Updated Jul 10, 2019
Part of University of California, Davis
A method of reducing head tank costs by using natural rock structures in montane regions.https://horticulture.ucdavis.edu/project/irrigation-uganda
Abraham SalomonSend Message
Gravity irrigation systems can be an important way of offering farmers pressurized irrigation that drastically reduces labor time and reduces injury in irrigation, however intake works can be very expensive to set up.
This is a method of reducing the materials cost of constructing a head tank or intake to a gravity irrigation system in mountainous areas in East Africa. Areas upslope of the irrigation area are surveyed for natural rock structures that could be closed off with minimal concrete. A diversion for water to enter the rock structure is created, and concrete is poured to seal off the bottom and edges of ricks. A spillway is constructed and vegetation is planted for erosion control.

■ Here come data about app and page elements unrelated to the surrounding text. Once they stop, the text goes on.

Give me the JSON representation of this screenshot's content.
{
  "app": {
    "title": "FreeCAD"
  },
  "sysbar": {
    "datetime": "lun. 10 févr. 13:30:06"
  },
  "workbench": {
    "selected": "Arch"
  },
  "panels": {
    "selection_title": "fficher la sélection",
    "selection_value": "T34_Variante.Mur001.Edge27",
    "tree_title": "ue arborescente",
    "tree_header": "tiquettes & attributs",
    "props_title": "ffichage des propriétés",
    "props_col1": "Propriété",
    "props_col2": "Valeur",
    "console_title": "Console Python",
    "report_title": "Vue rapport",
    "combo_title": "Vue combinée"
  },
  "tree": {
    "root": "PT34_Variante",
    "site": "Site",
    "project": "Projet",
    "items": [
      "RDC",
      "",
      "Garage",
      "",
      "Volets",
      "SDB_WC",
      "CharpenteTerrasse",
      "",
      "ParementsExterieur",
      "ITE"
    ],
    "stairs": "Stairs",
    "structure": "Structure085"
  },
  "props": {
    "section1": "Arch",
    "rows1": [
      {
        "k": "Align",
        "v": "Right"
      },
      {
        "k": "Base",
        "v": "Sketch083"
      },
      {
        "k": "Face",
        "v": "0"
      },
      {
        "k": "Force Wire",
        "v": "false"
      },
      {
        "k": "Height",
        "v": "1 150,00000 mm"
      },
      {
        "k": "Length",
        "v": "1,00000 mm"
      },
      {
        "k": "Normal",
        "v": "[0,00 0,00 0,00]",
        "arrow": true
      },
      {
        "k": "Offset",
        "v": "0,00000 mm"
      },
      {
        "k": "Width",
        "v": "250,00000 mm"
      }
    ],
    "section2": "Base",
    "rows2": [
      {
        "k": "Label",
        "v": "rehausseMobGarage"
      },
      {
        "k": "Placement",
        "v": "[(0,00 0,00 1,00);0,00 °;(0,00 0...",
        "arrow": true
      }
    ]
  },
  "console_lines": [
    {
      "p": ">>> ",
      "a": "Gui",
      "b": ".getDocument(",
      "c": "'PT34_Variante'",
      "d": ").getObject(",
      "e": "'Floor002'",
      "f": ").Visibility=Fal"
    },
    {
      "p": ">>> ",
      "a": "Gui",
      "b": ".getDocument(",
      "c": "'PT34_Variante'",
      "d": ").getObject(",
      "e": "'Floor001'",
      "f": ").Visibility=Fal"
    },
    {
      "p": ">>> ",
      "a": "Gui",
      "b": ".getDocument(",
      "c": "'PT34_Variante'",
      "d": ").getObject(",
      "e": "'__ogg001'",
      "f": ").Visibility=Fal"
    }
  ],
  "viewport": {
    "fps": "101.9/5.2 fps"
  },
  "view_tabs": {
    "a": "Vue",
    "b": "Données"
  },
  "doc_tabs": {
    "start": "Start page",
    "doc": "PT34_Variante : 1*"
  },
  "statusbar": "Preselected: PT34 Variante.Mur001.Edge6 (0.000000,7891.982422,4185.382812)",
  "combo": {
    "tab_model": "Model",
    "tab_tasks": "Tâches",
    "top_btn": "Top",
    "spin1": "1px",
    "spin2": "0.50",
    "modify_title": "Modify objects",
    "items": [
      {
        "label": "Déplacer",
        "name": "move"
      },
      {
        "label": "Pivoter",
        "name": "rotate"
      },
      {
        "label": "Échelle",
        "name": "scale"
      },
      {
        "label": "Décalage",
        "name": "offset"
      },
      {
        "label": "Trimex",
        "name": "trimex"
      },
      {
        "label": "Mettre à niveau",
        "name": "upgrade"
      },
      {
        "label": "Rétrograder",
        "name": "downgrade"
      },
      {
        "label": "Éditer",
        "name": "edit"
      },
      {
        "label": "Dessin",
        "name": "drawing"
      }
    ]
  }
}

|Projected Cumulative Lives Impacted||192|
|New Implemented Countries||Uganda|
Kate Scow- Professor of Soil Science and Microbial Ecology in the Department of Land, Air and Water Resources, University of California, DavisAbraham Salomon - Project manager of 'Innovations in Dry Season Horticulture' in Uganda. Betty Ikalany - Executive Director, Teso Womens Development Initiative. Rajab Namakhola - District Agricultural Engineer, Mbale District.
EXECUTIVE TEAM INCLUDES WOMEN